      2.   Keep bikes inside if possible: A bike thief was arrested because a neighbor and a UPS driver witnessed the crime, yelled at the thief, and followed him. They then talked with the police who arrested the thief. The suspect told the officer:” The bike was just sitting on the sidewalk, so I took it.” The victim had left it while he went to the back yard for a few minutes. Another bike was stolen off a front porch when the thief apparently cut off the chain that secured it to the railing sometime during the night.

Calling the Police: Don't worry about bothering the police. It's the criminals who do that!

 911 in an emergency of any type

 456-3400 for a non-emergency request for an officer

South West Area Neighbors Crime Prevention Organizer 456-9190

For questions or comments—

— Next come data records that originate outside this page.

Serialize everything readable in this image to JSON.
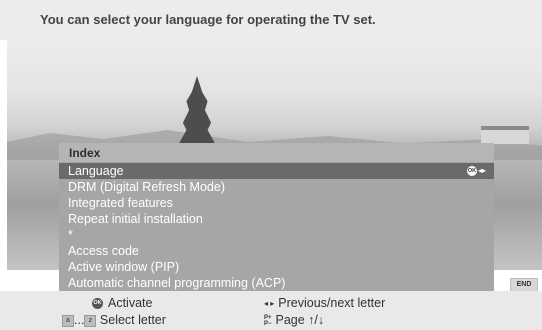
{
  "header": {
    "text": "You can select your language for operating the TV set."
  },
  "panel": {
    "title": "Index",
    "items": [
      {
        "label": "Language",
        "selected": true
      },
      {
        "label": "DRM (Digital Refresh Mode)"
      },
      {
        "label": "Integrated features"
      },
      {
        "label": "Repeat initial installation"
      },
      {
        "label": "*"
      },
      {
        "label": "Access code"
      },
      {
        "label": "Active window (PIP)"
      },
      {
        "label": "Automatic channel programming (ACP)"
      }
    ],
    "selected_hint": {
      "ok": "OK",
      "arrows": "◂▸"
    }
  },
  "end_button": "END",
  "legend": {
    "ok_icon": "OK",
    "activate": "Activate",
    "key_a": "a",
    "ellipsis": "...",
    "key_z": "z",
    "select_letter": "Select letter",
    "lr_arrows": "◂ ▸",
    "prev_next": "Previous/next letter",
    "p_plus": "P+",
    "p_minus": "P−",
    "page": "Page ↑/↓"
  },
  "colors": {
    "panel_bg": "#a6a6a6",
    "selected_row": "#6a6a6a",
    "header_bg": "#ececec"
  },
  "icons": [
    "ok-icon",
    "left-right-arrows-icon",
    "page-up-down-icon",
    "letter-key-icon"
  ]
}
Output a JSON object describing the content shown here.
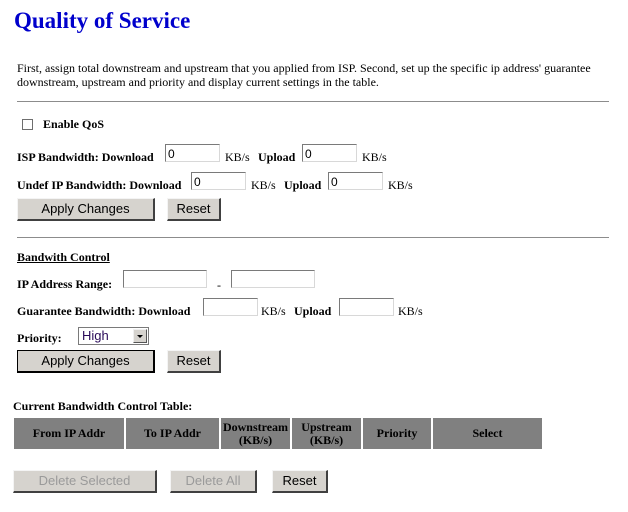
{
  "page": {
    "title": "Quality of Service",
    "description": "First, assign total downstream and upstream that you applied from ISP. Second, set up the specific ip address' guarantee downstream, upstream and priority and display current settings in the table."
  },
  "qos": {
    "enable_label": "Enable QoS",
    "enable_checked": false,
    "isp_label": "ISP Bandwidth: Download",
    "isp_download": "0",
    "isp_upload": "0",
    "undef_label": "Undef IP Bandwidth: Download",
    "undef_download": "0",
    "undef_upload": "0",
    "upload_label": "Upload",
    "unit": "KB/s",
    "apply_label": "Apply Changes",
    "reset_label": "Reset"
  },
  "bandwidth_control": {
    "heading": "Bandwith Control",
    "ip_range_label": "IP Address Range:",
    "ip_from": "",
    "ip_to": "",
    "range_separator": "-",
    "guarantee_label": "Guarantee Bandwidth: Download",
    "guarantee_download": "",
    "guarantee_upload": "",
    "upload_label": "Upload",
    "unit": "KB/s",
    "priority_label": "Priority:",
    "priority_value": "High",
    "apply_label": "Apply Changes",
    "reset_label": "Reset"
  },
  "table": {
    "caption": "Current Bandwidth Control Table:",
    "headers": [
      {
        "line1": "From IP Addr",
        "line2": ""
      },
      {
        "line1": "To IP Addr",
        "line2": ""
      },
      {
        "line1": "Downstream",
        "line2": "(KB/s)"
      },
      {
        "line1": "Upstream",
        "line2": "(KB/s)"
      },
      {
        "line1": "Priority",
        "line2": ""
      },
      {
        "line1": "Select",
        "line2": ""
      }
    ],
    "rows": []
  },
  "table_actions": {
    "delete_selected_label": "Delete Selected",
    "delete_all_label": "Delete All",
    "reset_label": "Reset"
  },
  "colors": {
    "title": "#0000cc",
    "table_header_bg": "#808080",
    "button_bg": "#d6d3ce"
  }
}
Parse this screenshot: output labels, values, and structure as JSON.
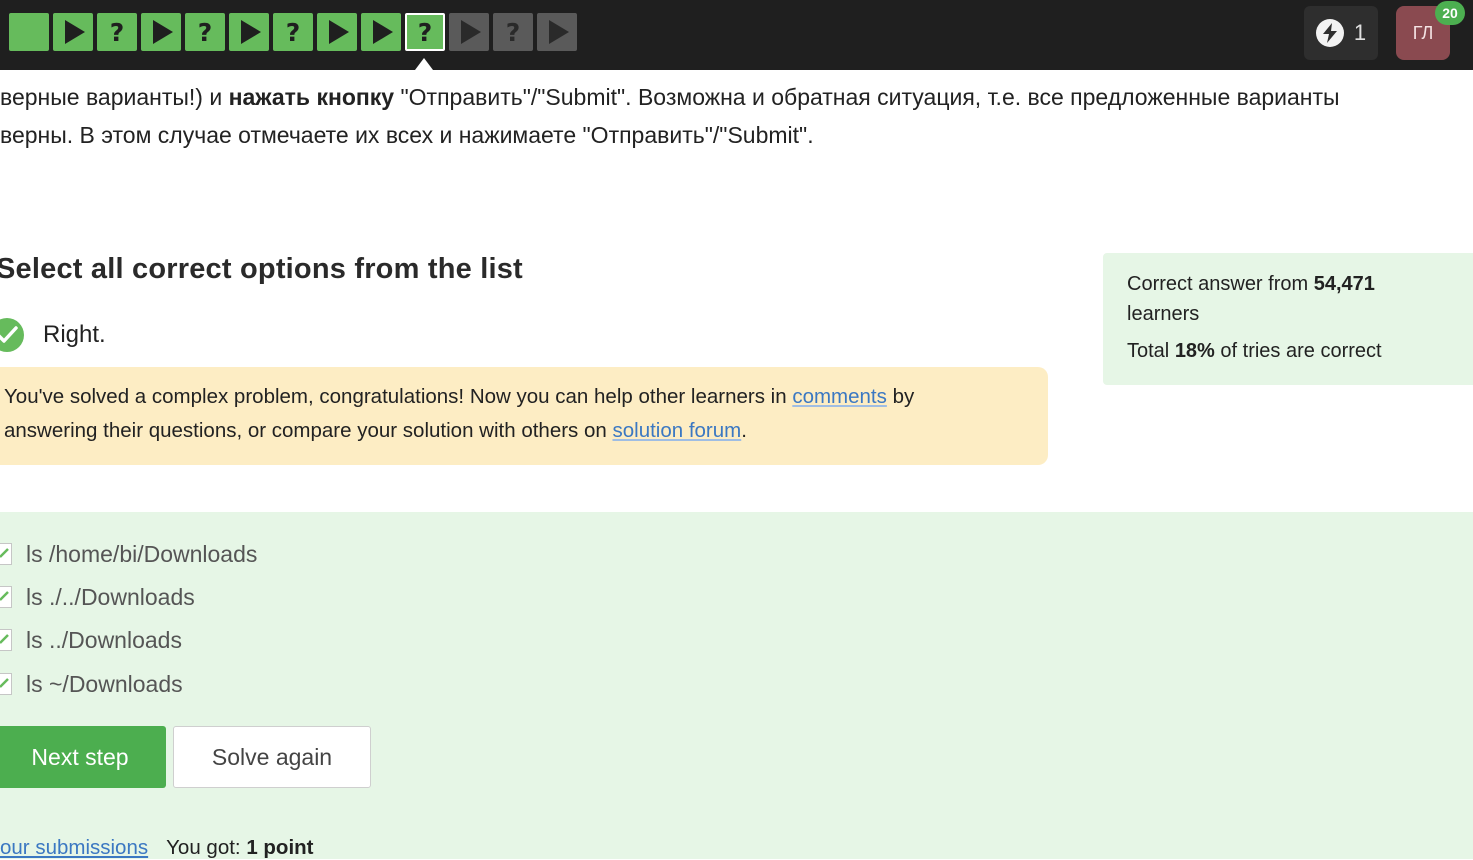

Tenant Safety

Keep your doors locked and your windows pinned especially when you are away from home or asleep. This prevents prowlers or other intruders from getting into your home quickly and quietly.


ñ Doors into your apartment from the common hall or from outside must have a functioning deadbolt lock. Main doors used by all tenants should have a spring-latch lock. Don't prop doors open. Keep all doors locked.

ñ A lock is required for every window- plus ground-floor windows and any other window that is accessible must also have a second security device on the window.

ñ Even second story windows sometimes need the extra security device. Intruders have been known to climb fire escapes, stand on trash barrels or use yard furniture to reach a window that we think is too high to reach.

Most frequently used for added security are:

ñ Window pins (bolts that slide into a hole drilled into the window sash) or

ñ Buttons that can be pushed back and forth to block the sash from being raised more than 4-6 inches.


          These allow you to sleep or leave in relative safety- if they are properly installed.


Call Mary Bueche at South West Area Neighbors if you would like a free home security check of the safety of your apartment-456-9190. Feel free to call with any questions or email